3:02 PM PT -- A rep for the company tells us, "Every day, millions of NutriBullet customers worldwide blend nutritious smoothies from fruits, vegetables and nuts in their NutriBullets. NutriBullets are safe. There is no risk if the NutriBullet is used to blend room temperature or cold ingredients for less than a minute."
They continue, "The claims made by plaintiffs’ attorneys are simply not possible – NutriBullets cannot defy the laws of physics. As billions of consumer blend cycles, numerous tests and studies have proved, including those performed by an independent university, NutriBullets cannot “hyper-heat” room temperature ingredients in a short period of time, as alleged."
Finally saying, "NutriBullet is dedicated to the safety of its consumers and is of course sorry to hear when anyone is hurt. However, the fact remains that NutriBullets obey the laws of physics and that these injuries are caused by people misusing NutriBullet products by not following instructions and warnings that clearly state: “NEVER BLEND HOT LIQUIDS OR FOOD OR CARBONATED BEVERAGES. NEVER BLEND FOR MORE THAN ONE MINUTE.”
Another one of NutriBullet's customers claims the machine damn near turned her into a smoothie mess when it exploded ... and did some serious damage to her body.

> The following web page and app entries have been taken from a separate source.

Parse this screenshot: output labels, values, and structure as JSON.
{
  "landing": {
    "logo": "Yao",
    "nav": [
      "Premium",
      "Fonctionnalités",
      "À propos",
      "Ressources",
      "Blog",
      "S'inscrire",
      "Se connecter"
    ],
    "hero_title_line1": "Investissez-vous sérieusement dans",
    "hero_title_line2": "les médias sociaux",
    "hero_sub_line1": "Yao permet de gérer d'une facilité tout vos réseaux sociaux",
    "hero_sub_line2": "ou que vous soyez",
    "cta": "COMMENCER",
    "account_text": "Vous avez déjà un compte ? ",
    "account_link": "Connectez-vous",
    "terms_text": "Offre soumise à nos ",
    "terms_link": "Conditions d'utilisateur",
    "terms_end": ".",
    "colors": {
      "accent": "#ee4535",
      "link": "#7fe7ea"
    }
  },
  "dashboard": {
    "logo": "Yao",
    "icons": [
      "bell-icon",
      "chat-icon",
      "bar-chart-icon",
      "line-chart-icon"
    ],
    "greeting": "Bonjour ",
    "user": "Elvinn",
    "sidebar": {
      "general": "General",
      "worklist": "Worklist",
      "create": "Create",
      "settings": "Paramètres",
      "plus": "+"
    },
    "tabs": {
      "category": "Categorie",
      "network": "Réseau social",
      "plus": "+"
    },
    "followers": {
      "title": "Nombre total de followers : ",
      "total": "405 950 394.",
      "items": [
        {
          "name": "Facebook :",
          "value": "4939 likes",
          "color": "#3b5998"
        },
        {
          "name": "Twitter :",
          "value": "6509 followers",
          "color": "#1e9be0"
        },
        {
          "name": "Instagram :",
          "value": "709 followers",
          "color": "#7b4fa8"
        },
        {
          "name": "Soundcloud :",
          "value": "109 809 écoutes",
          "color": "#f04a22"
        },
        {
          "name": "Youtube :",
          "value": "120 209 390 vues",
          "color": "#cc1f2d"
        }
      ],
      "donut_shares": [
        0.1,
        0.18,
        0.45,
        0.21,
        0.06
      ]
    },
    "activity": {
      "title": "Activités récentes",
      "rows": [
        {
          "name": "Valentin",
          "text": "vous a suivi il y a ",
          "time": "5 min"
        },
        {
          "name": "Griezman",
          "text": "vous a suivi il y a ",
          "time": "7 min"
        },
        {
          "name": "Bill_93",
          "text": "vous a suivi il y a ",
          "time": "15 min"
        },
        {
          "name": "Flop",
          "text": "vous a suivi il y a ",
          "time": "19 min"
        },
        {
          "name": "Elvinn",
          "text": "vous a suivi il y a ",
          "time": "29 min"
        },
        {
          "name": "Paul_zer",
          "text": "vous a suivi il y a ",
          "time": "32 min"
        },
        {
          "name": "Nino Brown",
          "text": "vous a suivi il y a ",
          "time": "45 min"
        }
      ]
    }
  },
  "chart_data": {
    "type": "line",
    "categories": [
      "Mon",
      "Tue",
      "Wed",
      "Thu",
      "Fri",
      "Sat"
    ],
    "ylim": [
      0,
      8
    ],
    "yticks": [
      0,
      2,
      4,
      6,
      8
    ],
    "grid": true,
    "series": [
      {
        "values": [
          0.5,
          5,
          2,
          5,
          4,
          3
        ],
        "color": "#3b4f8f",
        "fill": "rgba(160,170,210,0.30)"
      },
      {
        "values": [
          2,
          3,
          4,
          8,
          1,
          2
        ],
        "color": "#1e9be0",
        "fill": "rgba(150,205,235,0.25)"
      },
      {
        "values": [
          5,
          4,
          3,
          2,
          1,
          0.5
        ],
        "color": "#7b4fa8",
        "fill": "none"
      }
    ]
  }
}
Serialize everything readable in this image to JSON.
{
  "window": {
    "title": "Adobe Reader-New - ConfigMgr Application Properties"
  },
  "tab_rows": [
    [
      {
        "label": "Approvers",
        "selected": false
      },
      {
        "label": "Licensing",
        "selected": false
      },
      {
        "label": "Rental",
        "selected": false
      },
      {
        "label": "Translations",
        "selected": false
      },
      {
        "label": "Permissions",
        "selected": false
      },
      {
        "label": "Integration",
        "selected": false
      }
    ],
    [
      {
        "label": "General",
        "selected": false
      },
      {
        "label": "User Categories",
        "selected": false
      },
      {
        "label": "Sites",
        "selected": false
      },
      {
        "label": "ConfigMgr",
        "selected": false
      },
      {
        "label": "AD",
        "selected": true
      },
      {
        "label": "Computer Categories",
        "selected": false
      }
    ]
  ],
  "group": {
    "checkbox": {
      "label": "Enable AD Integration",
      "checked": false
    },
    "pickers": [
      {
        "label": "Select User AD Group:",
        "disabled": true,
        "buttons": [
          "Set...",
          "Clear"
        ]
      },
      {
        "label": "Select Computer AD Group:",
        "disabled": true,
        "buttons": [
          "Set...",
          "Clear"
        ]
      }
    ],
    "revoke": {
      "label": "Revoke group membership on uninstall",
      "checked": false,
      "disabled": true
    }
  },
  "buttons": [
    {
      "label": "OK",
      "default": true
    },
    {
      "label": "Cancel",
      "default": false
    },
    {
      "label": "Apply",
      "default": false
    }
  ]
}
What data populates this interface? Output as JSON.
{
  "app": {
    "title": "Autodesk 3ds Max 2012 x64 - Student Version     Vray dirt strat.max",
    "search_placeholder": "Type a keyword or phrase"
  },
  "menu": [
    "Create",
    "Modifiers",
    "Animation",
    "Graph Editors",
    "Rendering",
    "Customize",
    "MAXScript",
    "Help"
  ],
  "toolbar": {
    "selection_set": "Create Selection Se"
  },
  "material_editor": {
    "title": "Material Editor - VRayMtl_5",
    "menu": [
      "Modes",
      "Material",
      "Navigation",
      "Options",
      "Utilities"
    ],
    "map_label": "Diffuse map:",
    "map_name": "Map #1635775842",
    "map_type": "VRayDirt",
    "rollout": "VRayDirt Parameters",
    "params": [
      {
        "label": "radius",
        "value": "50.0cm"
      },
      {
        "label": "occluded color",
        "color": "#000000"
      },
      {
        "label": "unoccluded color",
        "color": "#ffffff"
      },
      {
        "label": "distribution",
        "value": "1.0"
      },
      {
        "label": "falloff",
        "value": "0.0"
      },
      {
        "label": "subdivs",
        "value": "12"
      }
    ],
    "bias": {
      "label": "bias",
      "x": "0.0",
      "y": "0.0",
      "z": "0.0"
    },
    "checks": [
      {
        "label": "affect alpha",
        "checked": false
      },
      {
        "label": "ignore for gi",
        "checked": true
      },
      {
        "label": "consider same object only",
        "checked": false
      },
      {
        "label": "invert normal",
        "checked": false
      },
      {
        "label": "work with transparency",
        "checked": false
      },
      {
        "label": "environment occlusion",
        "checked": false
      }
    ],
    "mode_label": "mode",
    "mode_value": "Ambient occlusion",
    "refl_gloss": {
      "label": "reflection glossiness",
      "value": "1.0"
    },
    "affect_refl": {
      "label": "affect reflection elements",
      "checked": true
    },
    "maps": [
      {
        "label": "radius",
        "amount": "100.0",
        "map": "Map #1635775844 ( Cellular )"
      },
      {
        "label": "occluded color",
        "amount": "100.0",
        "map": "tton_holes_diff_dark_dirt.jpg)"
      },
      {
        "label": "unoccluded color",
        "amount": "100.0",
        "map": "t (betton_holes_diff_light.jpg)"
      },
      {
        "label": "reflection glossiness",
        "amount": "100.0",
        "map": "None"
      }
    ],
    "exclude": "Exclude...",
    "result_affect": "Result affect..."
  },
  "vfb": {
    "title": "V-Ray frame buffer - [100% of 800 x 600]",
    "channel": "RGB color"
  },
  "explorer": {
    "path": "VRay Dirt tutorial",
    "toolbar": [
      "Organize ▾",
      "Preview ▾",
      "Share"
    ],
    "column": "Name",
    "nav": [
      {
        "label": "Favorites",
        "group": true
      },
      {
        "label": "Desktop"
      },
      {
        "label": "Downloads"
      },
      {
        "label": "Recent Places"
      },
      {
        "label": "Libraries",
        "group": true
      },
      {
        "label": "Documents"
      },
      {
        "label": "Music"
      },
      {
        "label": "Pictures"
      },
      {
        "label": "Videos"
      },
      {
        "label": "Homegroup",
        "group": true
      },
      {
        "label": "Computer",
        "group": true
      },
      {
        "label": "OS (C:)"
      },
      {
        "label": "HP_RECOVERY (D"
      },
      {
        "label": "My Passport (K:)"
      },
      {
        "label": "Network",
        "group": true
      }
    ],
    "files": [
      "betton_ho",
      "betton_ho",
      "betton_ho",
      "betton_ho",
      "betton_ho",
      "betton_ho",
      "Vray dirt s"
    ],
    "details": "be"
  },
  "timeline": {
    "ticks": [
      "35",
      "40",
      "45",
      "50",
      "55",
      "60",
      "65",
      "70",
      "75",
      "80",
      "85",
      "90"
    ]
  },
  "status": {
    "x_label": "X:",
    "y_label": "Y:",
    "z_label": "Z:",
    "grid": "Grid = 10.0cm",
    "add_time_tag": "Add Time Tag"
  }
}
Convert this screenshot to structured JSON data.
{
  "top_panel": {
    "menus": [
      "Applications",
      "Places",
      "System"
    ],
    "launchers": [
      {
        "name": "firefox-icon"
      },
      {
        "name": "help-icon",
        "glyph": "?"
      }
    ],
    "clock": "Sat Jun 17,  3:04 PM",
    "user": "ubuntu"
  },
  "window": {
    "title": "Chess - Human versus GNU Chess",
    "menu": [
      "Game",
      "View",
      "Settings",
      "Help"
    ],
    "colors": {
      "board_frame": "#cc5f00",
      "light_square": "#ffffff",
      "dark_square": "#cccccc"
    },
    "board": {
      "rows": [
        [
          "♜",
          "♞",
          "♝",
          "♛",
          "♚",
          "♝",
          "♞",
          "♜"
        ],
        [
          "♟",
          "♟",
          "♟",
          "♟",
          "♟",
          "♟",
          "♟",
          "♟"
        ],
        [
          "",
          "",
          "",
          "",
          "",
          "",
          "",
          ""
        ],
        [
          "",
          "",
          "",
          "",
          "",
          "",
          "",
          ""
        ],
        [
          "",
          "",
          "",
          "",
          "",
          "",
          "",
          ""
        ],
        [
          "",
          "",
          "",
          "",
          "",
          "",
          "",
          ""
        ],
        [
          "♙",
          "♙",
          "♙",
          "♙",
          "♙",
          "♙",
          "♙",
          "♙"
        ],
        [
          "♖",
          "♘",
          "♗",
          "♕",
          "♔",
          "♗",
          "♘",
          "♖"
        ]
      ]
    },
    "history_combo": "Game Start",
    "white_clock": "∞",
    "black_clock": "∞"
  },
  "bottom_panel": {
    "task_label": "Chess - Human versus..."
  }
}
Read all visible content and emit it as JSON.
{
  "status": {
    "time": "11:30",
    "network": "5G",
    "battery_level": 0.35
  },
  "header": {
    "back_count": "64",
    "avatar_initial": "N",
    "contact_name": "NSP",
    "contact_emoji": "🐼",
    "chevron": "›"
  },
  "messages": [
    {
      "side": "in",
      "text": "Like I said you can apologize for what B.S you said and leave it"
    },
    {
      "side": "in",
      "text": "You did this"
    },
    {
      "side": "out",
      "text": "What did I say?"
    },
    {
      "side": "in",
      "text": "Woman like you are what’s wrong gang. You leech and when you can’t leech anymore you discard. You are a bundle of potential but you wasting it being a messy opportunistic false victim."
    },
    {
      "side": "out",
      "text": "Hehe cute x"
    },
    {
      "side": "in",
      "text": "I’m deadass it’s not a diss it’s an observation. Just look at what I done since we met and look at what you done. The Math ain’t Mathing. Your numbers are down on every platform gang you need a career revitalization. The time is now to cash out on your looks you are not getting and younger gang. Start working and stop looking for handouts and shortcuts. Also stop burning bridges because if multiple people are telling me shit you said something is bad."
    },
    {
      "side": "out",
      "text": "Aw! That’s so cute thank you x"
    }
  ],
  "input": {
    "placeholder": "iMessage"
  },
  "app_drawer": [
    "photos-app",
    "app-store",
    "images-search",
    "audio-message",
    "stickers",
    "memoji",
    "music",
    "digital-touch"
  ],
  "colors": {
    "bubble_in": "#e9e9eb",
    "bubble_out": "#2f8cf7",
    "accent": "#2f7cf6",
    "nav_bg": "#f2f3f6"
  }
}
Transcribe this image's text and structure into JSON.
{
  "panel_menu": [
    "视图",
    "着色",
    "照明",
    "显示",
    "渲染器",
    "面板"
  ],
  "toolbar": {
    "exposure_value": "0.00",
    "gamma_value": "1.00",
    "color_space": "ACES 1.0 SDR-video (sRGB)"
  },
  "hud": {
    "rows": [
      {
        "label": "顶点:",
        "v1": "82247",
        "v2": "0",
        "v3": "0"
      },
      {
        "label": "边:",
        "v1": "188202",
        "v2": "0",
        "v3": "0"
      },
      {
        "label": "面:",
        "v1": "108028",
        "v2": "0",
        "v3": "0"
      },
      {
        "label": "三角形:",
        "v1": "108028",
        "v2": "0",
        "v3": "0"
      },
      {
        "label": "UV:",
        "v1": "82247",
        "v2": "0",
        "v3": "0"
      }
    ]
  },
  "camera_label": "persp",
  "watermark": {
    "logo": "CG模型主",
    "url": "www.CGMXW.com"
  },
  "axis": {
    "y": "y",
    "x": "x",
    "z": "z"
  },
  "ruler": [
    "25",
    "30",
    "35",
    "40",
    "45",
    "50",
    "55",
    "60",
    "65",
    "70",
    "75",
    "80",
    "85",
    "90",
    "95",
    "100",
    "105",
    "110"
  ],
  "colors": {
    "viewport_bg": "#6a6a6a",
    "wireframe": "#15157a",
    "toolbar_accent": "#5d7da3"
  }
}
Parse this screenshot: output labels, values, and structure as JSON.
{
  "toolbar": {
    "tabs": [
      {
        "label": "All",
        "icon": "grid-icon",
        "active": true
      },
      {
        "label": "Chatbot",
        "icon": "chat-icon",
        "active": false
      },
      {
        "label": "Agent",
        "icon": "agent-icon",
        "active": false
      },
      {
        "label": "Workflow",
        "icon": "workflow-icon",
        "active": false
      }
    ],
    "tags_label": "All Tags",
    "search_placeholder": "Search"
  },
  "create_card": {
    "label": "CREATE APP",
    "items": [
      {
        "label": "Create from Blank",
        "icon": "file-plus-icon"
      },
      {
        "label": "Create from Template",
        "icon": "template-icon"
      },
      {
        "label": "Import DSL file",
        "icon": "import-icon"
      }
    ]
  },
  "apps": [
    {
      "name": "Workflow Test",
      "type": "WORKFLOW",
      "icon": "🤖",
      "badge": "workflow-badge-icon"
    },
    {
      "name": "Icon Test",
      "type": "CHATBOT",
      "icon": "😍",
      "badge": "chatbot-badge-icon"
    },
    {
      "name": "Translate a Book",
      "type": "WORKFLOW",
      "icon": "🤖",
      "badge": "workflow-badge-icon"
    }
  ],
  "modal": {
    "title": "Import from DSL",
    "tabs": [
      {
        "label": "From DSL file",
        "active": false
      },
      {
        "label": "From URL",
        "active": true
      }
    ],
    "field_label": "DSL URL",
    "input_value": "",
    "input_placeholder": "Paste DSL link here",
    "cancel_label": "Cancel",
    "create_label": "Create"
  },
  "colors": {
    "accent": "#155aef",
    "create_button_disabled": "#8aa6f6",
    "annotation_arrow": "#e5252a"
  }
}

Folana Jackson filed legal docs claiming she barely used a NutriBullet 900 blender for 1 minute before the thing went haywire ... resulting in gnarly injuries that required surgical repairs, and then Oxycodone to treat her pain.
In the docs, obtained by TMZ, Jackson says she was preparing a juice in May 2020 -- garlic, ginger, sliced lemons and water ... if you're curious what she was whipping up. But, in the suit, she alleges friction and heat from the spinning blades caused a pressure build-up in the canister.
She claims things went south when the blender made a weird noise, and she turned it off -- as she placed her hands near the bottom of the canister, it allegedly separated from the blade and exploded off the motor base.
According to the suit, the still-spinning blades came in contact with Jackson's left hand ... causing severe, deep, lacerations. She claims it got even worse when the contents of her juice splashed onto her breasts, neck and arms ... causing serious burn injuries.
Jackson says she went to the ER for treatment and claims she needed surgery to repair lacerations and torn ligaments in her left ring and pinky fingers ... both of which now have limited mobility and constant nerve pain.
She claims NutriBullet has known about the defective devices for years, and that the blenders have caused more than 100 burns and lacerations since 2014. At the very least, we know Jackson is far from the first to sue the company over such gruesome injuries.
She's suing for unspecified damages. We've reached out to NutriBullet, so far no word back.